The medicinal power of common oak fern

Common oak fern is a species of fern that occurs naturally in much of the Northern Hemisphere. In North America you will find it in Canada and the eastern US. In Europe it grows extensively in Scandinavia, France, Germany, the Netherlands and Belgium. It likes to grow on rocks and cliffs and in forests where a rocky surface predominates. It does not grow higher than 30 centimeters. The root of the oak fern is edible. It has traditionally been a medicinal plant and is still used today in phytotherapy, especially for reduced liver and bile function, constipation and jaundice. NB! This article is written from the personal view of the author and may contain information that is not scientifically substantiated and/or in line with the general view.

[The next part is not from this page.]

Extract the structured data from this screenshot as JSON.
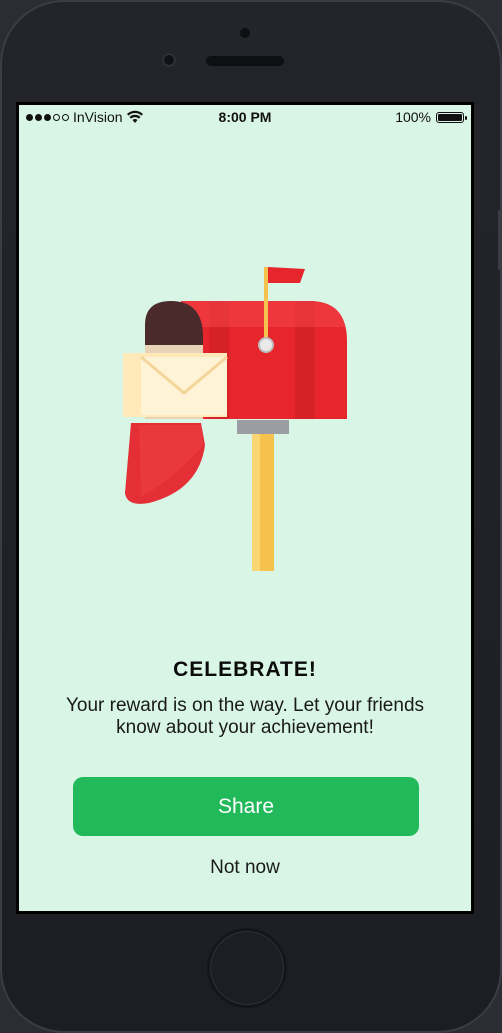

Contents:

  • Traditional use
  • Naming
  • Active substances
  • The laxative effect of oak fern
  • Oak fern for respiratory diseases
  • Dose and safety
  • Visit a doctor or herbal therapist

Traditional use

The root of oak fern is eaten. It has a bittersweet taste. Sometimes it is used as a flavoring agent for nougat. The oak fern root contains the saponin osladine, which is 500 times sweeter than sugar. Osladine was discovered in 1971. The carrot also contains the sweet carbohydrates glucose, fructose and sucrose. Furthermore, in traditional folk medicine of Europe, oak fern root is seen as a laxative and vermifuge. You could expel the tapeworm with it and then immediately remove it from the body.

Naming

In Latin, oak fern is called Polypodium virginianum . Poly means ‘many’ and podium is the Greek word for ‘foot’. Virginianum means ‘From Virginia’. Virginia is the name of an American state where the plant occurs. In German the plant is called Gewöhnliche Tüpfelfarn. In English it is called common polypody. A synonym in Latin is Polypodium vulgare. In Dutch we call the plant not only oak fern, but also angel sweet. That refers to the sweet taste of the carrot. By the way, the plant is sometimes also called Engelsüß in German.

Active substances

The root of oak fern is mainly used for phytotherapeutic purposes. The magazine can be used, but that doesn’t happen often. The carrot contains saponins such as polypadosaponin and osladine. It also contains the carbohydrates sucrose, fructose and glucose, essential oil, catechol tannin, mucilage, starch, fatty oil, phloroglucine derivatives, glycyrrhizin, the bitter substance samambaine and the resin that has antihelminthic or vermifuge properties.

The laxative effect of oak fern

Oak fern root has a mild laxative effect. This is mainly because the bitter substances in the root provide a bile-boosting effect. Because the bile works better, the liver receives more juices to digest the food. Digestion is more efficient and therefore faster and more effective. A liver that no longer works properly generally causes constipation. Due to this medicinal effect, oak fern is prescribed in phytotherapy for:

  • Hepatic insufficiency or weak liver function,
  • Constipation,
  • Icterus or jaundice.

Oak fern for respiratory diseases

Oak fern has an expectorant effect. It promotes coughing up and loosening of mucus. The mucilages contained in this plant are mainly responsible for this. That is why it is used for all kinds of respiratory diseases such as chronic bronchitis and chronic cough.

Dose and safety

Oak fern on the rocks / Source: David Eickhoff from Pearl City, Hawaii, USA, Wikimedia Commons (CC BY-2.0)

There are a number of ways to use this medicinal plant.

  • Mother tincture: 25 drops three times a day.
  • Carrot powder: 2 to 4 grams daily, 1 gram with each meal.
  • 10 grams of a decoct (10%) three times a day.
  • 1 gram of liquid extract three times a day.

No side effects are known at these therapeutic doses. Dried carrot is more active than fresh carrot.

Visit a doctor or herbal therapist

Much of the information about the medicinal plant mentioned in this article comes from the book Groot Handboek Medicinal Plants by Geert Verhelst. That is a handbook in phytotherapy. However, it is not suitable for self-healing. Anyone who suffers from something should consult a doctor or herbal therapist for a good diagnosis and choice of the best remedies, tailored to your personal situation. The knowledge and science mentioned here is of a purely informative nature.